→ **EXERCISE AIM**: Return the data exactly, apart from leaving out the pictures.

════════

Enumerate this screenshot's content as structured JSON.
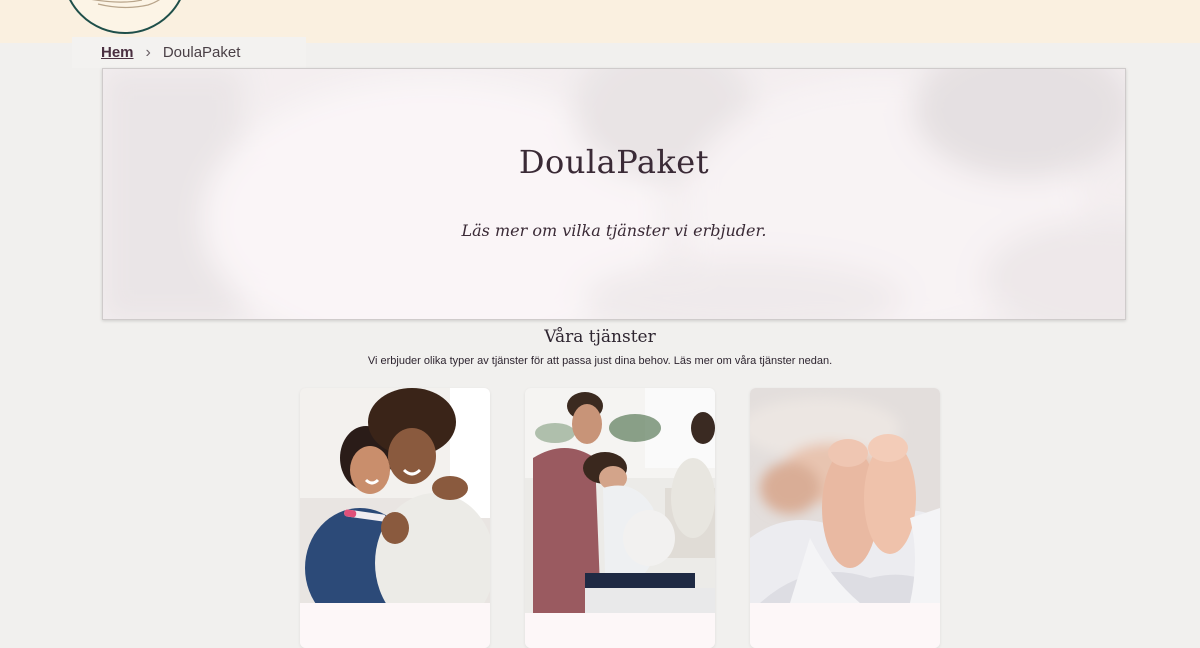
{
  "breadcrumb": {
    "home_label": "Hem",
    "separator": "›",
    "current_label": "DoulaPaket"
  },
  "hero": {
    "title": "DoulaPaket",
    "subtitle": "Läs mer om vilka tjänster vi erbjuder."
  },
  "services": {
    "title": "Våra tjänster",
    "description": "Vi erbjuder olika typer av tjänster för att passa just dina behov. Läs mer om våra tjänster nedan."
  },
  "colors": {
    "banner": "#faf0e0",
    "page_background": "#f1f0ee",
    "text": "#2f2530",
    "logo_ring": "#1f4f4a"
  }
}
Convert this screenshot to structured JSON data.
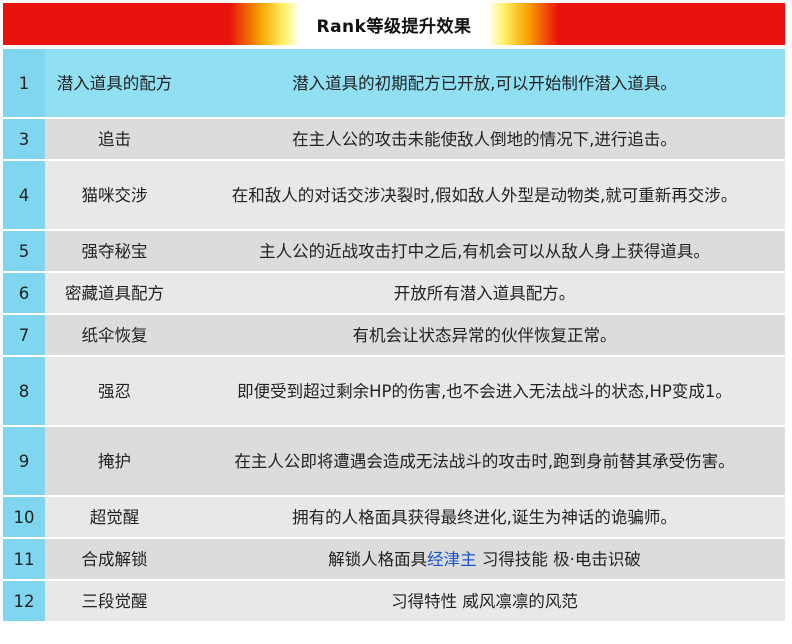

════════

→ **TASK ANSWER**:
Enumerate this screenshot's content as structured JSON.
{
  "breadcrumb": {
    "home_label": "Hem",
    "separator": "›",
    "current_label": "DoulaPaket"
  },
  "hero": {
    "title": "DoulaPaket",
    "subtitle": "Läs mer om vilka tjänster vi erbjuder."
  },
  "services": {
    "title": "Våra tjänster",
    "description": "Vi erbjuder olika typer av tjänster för att passa just dina behov. Läs mer om våra tjänster nedan."
  },
  "colors": {
    "banner": "#faf0e0",
    "page_background": "#f1f0ee",
    "text": "#2f2530",
    "logo_ring": "#1f4f4a"
  }
}
Convert this screenshot to structured JSON data.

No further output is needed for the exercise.